During my architecture and urbanism studies, I became interested in the transformations of the Spanish landscape under Francoism (the Spanish fascist regime between 1939 and 1975) and during the country’s transition to democracy (1975–81). I was first interested in studying the form and dynamics of its contemporary landscapes through a morphological lens, and later in paying unpacking the political economy of its urbanization processes in such a key moment of political reorganization in Europe (namely the creation of the EU).

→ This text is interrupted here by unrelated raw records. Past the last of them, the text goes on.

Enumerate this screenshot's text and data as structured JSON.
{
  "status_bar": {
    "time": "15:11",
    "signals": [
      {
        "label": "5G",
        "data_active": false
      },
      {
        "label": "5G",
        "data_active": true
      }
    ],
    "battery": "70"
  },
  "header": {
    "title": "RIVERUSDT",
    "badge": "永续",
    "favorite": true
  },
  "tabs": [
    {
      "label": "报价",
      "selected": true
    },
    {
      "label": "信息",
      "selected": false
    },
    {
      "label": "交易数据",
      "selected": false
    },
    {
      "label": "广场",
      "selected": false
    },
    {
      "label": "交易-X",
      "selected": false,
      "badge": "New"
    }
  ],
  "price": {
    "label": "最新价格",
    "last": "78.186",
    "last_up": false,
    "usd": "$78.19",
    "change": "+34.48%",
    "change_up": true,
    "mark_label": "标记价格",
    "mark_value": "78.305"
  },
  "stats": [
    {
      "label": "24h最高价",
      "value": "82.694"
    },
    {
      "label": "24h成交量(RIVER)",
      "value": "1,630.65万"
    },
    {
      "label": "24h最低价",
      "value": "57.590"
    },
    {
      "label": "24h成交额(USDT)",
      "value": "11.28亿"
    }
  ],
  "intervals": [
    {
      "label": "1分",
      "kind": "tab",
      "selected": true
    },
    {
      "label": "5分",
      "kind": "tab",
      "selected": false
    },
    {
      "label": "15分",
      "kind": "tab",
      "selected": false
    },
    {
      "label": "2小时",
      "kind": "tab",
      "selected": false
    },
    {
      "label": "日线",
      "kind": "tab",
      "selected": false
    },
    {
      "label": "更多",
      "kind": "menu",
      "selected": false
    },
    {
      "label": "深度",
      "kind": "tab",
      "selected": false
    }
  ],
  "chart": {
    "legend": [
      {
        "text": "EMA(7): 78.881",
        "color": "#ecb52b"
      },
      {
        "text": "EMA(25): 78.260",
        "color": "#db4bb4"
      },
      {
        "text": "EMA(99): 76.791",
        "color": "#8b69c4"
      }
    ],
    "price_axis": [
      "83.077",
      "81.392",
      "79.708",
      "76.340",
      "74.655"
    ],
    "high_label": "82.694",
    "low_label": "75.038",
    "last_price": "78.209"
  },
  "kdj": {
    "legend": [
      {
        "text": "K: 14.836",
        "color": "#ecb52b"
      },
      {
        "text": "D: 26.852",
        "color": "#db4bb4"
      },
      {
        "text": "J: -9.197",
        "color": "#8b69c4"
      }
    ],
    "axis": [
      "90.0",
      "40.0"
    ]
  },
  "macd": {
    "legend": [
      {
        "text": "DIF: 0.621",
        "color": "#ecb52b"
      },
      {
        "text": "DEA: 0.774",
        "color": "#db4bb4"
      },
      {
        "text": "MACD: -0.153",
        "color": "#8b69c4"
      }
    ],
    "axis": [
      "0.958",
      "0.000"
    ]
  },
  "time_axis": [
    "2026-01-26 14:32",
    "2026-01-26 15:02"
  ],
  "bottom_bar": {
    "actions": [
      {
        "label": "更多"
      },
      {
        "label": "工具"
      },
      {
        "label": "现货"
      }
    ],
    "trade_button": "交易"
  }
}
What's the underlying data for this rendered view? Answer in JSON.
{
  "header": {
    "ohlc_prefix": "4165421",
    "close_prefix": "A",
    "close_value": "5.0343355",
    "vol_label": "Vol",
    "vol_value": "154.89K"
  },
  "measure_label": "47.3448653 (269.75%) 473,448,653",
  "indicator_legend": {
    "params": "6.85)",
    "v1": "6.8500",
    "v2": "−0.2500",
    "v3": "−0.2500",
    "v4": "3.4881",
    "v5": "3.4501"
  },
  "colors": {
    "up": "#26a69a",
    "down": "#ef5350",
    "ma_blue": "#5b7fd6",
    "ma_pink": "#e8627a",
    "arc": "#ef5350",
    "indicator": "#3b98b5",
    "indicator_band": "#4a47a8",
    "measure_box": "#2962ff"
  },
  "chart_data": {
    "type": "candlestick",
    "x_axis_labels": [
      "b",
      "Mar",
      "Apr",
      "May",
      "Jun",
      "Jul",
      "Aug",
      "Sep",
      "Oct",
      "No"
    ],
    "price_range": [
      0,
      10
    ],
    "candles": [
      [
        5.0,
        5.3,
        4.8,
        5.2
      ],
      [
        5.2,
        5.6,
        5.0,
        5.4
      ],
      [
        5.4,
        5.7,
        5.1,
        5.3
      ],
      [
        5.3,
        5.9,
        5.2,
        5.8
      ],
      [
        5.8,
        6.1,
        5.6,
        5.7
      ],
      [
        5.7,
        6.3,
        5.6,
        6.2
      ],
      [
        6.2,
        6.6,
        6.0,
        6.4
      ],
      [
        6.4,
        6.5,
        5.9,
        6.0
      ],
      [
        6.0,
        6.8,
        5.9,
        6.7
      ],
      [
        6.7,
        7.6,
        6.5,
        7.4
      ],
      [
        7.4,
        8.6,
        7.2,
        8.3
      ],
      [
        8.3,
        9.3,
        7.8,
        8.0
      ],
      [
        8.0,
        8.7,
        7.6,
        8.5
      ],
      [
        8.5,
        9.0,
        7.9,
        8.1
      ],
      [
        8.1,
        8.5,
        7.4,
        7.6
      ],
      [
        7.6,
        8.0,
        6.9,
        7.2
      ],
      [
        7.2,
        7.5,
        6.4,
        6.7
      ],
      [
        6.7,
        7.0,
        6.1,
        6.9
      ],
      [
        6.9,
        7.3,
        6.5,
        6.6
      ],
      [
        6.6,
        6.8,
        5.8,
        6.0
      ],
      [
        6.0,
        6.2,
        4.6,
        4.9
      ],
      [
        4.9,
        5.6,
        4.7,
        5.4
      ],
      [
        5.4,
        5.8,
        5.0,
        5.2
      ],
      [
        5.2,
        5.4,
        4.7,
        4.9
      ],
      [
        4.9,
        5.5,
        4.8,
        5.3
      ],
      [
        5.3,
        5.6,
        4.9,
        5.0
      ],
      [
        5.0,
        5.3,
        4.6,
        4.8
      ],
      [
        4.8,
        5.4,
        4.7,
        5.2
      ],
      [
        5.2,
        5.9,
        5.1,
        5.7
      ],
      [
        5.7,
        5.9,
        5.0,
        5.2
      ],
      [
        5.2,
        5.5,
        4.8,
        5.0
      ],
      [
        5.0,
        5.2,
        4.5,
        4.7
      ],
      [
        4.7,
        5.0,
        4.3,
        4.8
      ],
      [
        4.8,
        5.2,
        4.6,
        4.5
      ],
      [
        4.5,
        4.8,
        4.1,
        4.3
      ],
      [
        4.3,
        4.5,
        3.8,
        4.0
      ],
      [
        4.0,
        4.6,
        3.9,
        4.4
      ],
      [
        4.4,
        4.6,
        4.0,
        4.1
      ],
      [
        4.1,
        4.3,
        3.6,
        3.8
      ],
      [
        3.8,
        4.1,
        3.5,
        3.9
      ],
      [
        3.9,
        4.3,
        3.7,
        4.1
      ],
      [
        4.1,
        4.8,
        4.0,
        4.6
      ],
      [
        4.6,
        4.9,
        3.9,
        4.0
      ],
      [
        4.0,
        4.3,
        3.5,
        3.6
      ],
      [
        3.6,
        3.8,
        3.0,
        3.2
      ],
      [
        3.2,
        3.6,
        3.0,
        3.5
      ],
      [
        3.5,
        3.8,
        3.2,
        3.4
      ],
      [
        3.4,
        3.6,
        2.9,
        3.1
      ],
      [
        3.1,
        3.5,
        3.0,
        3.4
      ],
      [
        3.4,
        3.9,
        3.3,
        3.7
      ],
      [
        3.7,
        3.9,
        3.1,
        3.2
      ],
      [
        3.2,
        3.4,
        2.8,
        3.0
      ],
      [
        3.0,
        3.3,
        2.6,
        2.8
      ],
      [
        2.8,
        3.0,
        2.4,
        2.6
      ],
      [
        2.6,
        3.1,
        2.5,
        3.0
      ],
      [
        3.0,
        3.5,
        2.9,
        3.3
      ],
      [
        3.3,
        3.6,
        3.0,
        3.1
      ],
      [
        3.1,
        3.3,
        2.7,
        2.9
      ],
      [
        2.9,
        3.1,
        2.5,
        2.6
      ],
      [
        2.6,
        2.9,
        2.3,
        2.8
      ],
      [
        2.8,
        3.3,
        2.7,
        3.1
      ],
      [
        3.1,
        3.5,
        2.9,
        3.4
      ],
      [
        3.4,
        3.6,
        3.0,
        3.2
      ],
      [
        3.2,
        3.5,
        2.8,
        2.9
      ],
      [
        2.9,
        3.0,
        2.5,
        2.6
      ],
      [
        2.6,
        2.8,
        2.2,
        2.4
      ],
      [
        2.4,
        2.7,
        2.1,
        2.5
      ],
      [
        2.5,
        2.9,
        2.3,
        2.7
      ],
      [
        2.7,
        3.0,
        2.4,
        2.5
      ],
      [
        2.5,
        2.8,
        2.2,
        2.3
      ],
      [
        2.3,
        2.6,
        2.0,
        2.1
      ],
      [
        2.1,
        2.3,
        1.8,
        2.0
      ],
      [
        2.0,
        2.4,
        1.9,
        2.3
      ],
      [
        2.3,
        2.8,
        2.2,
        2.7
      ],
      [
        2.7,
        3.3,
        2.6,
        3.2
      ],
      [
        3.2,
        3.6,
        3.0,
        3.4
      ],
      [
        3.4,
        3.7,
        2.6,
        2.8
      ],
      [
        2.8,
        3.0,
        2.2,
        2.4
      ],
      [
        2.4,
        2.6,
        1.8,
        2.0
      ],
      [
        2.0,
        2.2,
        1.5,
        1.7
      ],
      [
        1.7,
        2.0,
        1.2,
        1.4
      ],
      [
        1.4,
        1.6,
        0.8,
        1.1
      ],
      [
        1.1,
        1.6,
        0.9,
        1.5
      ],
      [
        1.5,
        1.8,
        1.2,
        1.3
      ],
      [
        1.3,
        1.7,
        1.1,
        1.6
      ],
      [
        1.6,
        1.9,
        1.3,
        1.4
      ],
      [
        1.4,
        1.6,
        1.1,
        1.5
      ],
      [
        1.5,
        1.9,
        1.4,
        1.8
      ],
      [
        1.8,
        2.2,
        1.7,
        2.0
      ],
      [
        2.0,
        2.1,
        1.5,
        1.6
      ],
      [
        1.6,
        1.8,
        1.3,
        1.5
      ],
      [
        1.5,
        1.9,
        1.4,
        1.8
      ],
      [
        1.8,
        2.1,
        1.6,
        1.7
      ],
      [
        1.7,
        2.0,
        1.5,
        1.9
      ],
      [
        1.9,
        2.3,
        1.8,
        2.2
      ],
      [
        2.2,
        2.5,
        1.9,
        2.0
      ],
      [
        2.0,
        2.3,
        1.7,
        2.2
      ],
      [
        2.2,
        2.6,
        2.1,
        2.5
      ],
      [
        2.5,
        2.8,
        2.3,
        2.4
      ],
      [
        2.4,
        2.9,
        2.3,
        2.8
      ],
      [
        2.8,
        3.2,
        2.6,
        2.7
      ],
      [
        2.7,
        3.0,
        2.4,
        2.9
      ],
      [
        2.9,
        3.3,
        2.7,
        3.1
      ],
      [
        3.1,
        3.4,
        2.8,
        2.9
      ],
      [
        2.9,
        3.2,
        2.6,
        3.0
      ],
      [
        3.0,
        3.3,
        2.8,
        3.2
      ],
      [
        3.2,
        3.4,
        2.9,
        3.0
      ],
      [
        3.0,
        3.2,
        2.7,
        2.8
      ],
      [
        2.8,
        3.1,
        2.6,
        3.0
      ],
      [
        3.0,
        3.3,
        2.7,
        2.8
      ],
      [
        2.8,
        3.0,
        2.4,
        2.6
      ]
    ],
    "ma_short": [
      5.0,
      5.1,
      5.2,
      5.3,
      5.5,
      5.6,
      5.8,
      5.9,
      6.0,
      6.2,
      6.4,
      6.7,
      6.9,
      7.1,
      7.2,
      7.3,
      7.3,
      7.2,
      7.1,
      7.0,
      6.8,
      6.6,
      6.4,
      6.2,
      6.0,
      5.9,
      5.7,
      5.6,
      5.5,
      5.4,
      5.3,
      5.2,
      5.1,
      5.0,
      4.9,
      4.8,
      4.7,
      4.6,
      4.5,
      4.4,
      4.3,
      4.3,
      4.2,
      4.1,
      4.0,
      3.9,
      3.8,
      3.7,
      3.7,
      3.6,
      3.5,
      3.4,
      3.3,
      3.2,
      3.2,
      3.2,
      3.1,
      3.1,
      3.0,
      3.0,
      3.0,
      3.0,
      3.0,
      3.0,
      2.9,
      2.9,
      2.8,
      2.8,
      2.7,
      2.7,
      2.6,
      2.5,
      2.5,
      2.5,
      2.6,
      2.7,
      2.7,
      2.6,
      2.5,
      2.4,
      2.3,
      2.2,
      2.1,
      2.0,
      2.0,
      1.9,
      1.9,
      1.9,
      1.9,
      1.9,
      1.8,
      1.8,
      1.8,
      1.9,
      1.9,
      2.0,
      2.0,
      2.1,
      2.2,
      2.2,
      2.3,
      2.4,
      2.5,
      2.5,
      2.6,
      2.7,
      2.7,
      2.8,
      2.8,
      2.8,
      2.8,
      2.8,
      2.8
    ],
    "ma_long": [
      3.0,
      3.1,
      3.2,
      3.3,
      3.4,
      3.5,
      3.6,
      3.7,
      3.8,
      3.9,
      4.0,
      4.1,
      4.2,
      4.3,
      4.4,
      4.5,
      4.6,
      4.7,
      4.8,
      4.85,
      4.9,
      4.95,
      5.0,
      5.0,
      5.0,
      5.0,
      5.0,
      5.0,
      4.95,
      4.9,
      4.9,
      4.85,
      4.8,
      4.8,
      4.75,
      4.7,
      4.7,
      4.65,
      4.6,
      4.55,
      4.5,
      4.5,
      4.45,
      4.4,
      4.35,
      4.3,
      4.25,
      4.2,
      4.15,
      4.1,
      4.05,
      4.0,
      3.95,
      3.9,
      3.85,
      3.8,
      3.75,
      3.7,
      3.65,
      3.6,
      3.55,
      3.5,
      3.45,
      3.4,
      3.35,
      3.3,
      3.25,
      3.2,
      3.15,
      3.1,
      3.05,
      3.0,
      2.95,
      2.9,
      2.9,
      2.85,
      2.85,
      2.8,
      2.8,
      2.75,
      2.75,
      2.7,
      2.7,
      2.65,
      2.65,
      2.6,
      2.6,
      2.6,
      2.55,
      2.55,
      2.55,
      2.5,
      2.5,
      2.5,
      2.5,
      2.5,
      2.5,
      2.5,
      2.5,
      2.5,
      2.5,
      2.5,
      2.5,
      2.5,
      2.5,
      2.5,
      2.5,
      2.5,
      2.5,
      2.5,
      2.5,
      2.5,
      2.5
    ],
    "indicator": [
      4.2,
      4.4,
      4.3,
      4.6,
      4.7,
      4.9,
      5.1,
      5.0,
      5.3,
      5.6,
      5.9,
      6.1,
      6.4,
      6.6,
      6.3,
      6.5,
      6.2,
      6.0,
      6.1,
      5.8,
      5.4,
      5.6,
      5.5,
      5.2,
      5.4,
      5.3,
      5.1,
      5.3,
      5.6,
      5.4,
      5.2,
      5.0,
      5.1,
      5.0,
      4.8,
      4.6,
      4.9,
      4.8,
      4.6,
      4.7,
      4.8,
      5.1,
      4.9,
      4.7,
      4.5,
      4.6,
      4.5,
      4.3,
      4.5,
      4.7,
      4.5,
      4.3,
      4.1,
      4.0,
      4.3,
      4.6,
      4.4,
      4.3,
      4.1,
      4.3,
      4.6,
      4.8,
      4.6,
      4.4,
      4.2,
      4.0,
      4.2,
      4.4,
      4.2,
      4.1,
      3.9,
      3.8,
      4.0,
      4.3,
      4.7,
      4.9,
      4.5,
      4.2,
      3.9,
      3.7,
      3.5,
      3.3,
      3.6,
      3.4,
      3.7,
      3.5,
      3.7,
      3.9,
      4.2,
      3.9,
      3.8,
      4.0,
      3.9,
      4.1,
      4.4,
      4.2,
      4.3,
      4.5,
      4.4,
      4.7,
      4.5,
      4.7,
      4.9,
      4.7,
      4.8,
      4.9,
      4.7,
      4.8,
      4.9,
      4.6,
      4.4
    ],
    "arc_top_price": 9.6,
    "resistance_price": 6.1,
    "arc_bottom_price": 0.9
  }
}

Once at UC Berkeley I was able to broaden my interrogation of Spain’s 40-year-long dictatorship through different disciplinary lenses, from anthropology to cultural studies. And, before the rise of ethno-nationalisms across the globe, my interest began shifting from interrogating the Spanish transition to democracy and the legacies left by the Francoist regime, to exploring its coming to be in the early 20th century. Which conditions, types of subjectivities, imaginations, etc., allowed for fascism to emerge in Spain? My hypothesis here was that there was something very spatial to fascism—not only in the way they organized their regime, but in the very thinking that allowed it to emerge and gain traction amongst significant sectors of the population. And that ‘that spatial something’ was tightly intertwined with Spanish colonialism.

Already in 1950, the renowned Martinican thinker Aimé Césaire argued that fascism was the boomerang effect of colonialism. That it was its unintended consequence, the turning of colonial violence to the metropolis. And yet, this proposition has remained largely unexplored.

Spain offers an ideal scenario to explore this argument. Towards the end of the 19th century Spain “lost” its last colonies in the Americas and turned its gaze to northwest Africa to make up for its lost territories and markets, and ultimately to its own landscapes to undertake modernization and increase production. That sense of loss and its new colonial imaginations for regeneration entailed the circulation of plenty of images about Spain’s lost empire in the Americas and its rebirth in northwest Africa, catalogues of colonized peoples, metaphors for the geographic unity between Spain and Morocco, and the like. In other words, it entailed the naturalization of certain spatial imaginations of what constituted Spain’s decadence and how to bring about its rebirth. Unsurprisingly, then, the fascist movement built on these very colonial spatial imaginations when articulating their vision for a renewed Spanish Empire.

In turn, Spain was a marginal European power that strongly felt the anxieties of Europe’s imperial race: Its colonial territories of the Moroccan Rif, Western Sahara, and Equatorial Guinea were much smaller than those of any other European power (reason why they have remained largely understudied). And the country’s historical ties to northwest Africa meant that in terms of architecture, urbanism, landscape features, and racial appearance, colonizer and colonized were often indistinguishable. In this context, the Spanish colonial administration had to develop an array of spatial techniques to leverage that similarity as a sign of their ‘rightful role’ as the colonizer while still asserting their colonial superiority—a marked departure from their European colonial counterparts, who relied upon difference to enact claims of colonial rule. Some years later, the colonial military that spearheaded the Spanish fascist coup drew on that same shared Iberian-Moorish heritage to justify their regime in historical terms and frame it as a revolution against European powers in the eyes of the colonized. And they deployed the same array of techniques developed in northwest Africa to, essentially, turn the Iberian Peninsula itself into a colony and undertake modernization by force.

Thus, this research project explores the role that colonial spatial imaginations played in setting the stage for fascist arguments to be conceivable and take root. And how the enactment of those spatial imaginations in the colonies birthed an array of spatial techniques to produce both social and racial difference and similarity that the fascist regime would then apply to Peninsular Spaniards.

This research grant helped fund my accommodation in Madrid for several months to go to many of Spain’s national and municipal archives (including the Military Archives, its General Administration Archives, the National LibraryMadrid’s Municipal Hemeroteca, the Filmoteca, etc.). It also allowed me to pay shorter visits to Salamanca and Seville, where other relevant archives are located (such as the Archive for the Recuperation of Historical Memory and the Archive of the Indies); and, in the case of Seville, where the important colonial-themed Ibero-American Exhibition took place in the 1920s (still visitable today).

The research grant also helped me fund my trip across the Moroccan Rif, both to try to access the remaining documents of Spain’s colonial administration in Tétouan and to drive across the Riffian landscapes, experiencing firsthand the landscapes portrayed in the archival materials I was consulting. My stay in Morocco also allowed visiting all the rural colonization towns that, from the evidence I found so far, were founded by the Spanish colonial administration at the turn of the century and set a way of organizing both city blocks, water infrastructures, and agricultural activities that still shapes the Rif’s landscapes today.